OPFT: The opening moments of this production belong to Horatio, a major departure from  traditional productions. This new opening has won great praise. Director Lavina Jadwahni was working with a cutting which not only gave the lines usually spoken in the final seconds by Fortinbras (a character completed missing from this production) to Horatio, but also uses them to bookend the play. The arresting, dynamic, personal delivery of them is something which Michael Pogue created.

Horatio/Pogue: “The opening was something I kinda stumbled upon. It was a way to connect emotionally to the character and liberate myself from the iambic pentameter scansion.”

OPFT: The audience learns what Hamlet has been doing while away in England, but  where has Horatio been in Hamlet’s absence. Things cannot have been too easy for him in Claudius’ empire.

Horatio/Pogue: “I think Horatio is ‘laying low’ in Denmark, or ‘Hotel Denmark’, anxiously awaiting Hamlet’s return or news of his condition. He stays because he cares for him and wants to do more for him, but I don’t think he’s treated well by ‘The Family” in Hamlet’s absence.”
OPFT: When asked what sort of research they did on the dangerous, 1920’s Prohibition Era, Chicago gangland background against which this production is set each had his own report.
Hamlet/McKeogh: “I watched a lot of Boardwalk Empire! I actually think the danger of the world makes our Hamlet fold nicely into the given circumstances and therefor it wasn’t a large shift for me. The Prohibition Era in Chicago historically was incredibly violent. I think the idea of the ‘inheritance of violence’ and the Sisyphean nature of it is one of the main themes that Lavina, myself and the cast are trying to explore in our version of Hamlet.OPFT: And of the influence of Prohibition Michael Pogue replied:

Horatio/Pogue: “There was a huge belief in several groups that alcohol consumption caused demonic behavior – wickedness. My character only drinks on one occasion in the show, but I try to keep that in mind.”

OPFT: Another influential background is not historical but environmental— performing out of doors.

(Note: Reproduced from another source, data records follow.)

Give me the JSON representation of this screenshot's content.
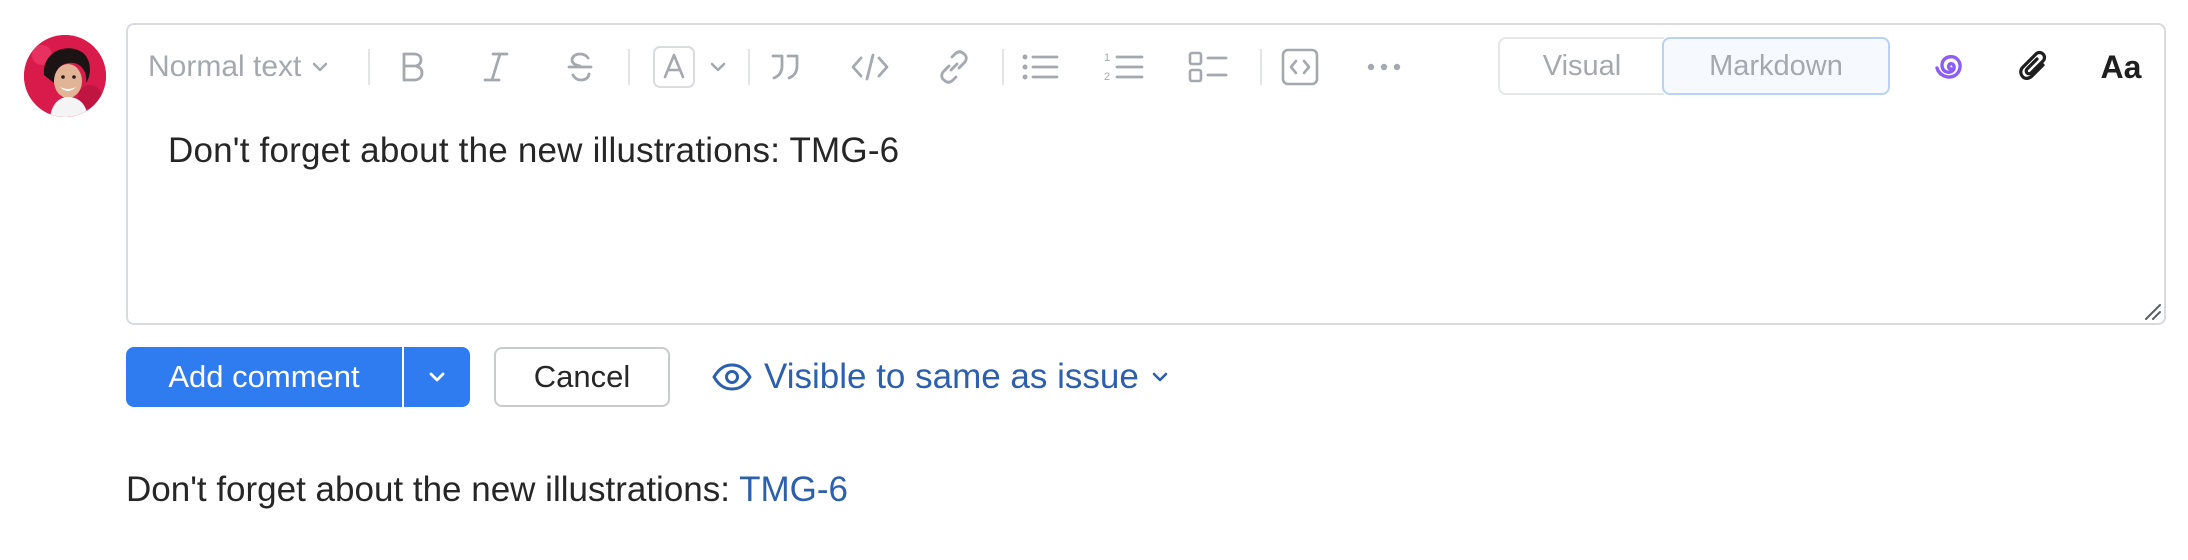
{
  "toolbar": {
    "text_style": "Normal text",
    "icons": [
      "bold-icon",
      "italic-icon",
      "strikethrough-icon",
      "text-color-icon",
      "quote-icon",
      "code-icon",
      "link-icon",
      "bulleted-list-icon",
      "numbered-list-icon",
      "checklist-icon",
      "code-block-icon",
      "more-icon"
    ],
    "mode_visual": "Visual",
    "mode_markdown": "Markdown",
    "mode_selected": "Markdown",
    "right_icons": [
      "ai-assistant-icon",
      "attachment-icon",
      "formatting-icon"
    ],
    "formatting_label": "Aa"
  },
  "editor": {
    "text": "Don't forget about the new illustrations: TMG-6"
  },
  "actions": {
    "add_comment": "Add comment",
    "cancel": "Cancel",
    "visibility": "Visible to same as issue"
  },
  "preview": {
    "text": "Don't forget about the new illustrations: ",
    "link": "TMG-6"
  },
  "colors": {
    "primary": "#2f7bf0",
    "link": "#2c5fae",
    "ai_icon": "#8b5cf6",
    "avatar_bg": "#d81b4a"
  }
}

Horatio/Pogue: “This is not my first time performing outdoors. I did a couple of shows in a Shakespeare repertory a few summers ago. That was my first time. Though I wouldn’t describe myself as outdoorsy, performing outside is amazing. Your lungs taking in fresh air as you perform is very gratifying.”

OPFT: Our Hamlet has also acting al fresco before this outing.
Hamlet/McKeogh: This is my first outdoor production in Chicago.  When I was in undergrad at Michigan State University, we had a summer festival behind the theatre building on the Red Cedar River.  Working outside is great, but it does present some interesting obstacles.  A lot of improvising with weather and wild life.”
OPFT: Each had words of thanks for the loyal and enthusiastic Festival Theatre audiences:Horatio/Pogue: “It’s a good feeling performing in my hometown. I’ve wanted to work at OPFT for a long while. I’m grateful for the opportunity.”

Hamlet/McKeogh: “Thank you for the support and please, please tell your friends and family to come see our show!”
OPFT: The rest is anything but silence. Until July 19 it’s Shakespeare’s immortal words set to sweet and low Jazz tunes, punctuated by gasps, laughter, and the growing groans and growls as character after character gets “whacked”, and all concluding in crescendos of thunderous applause.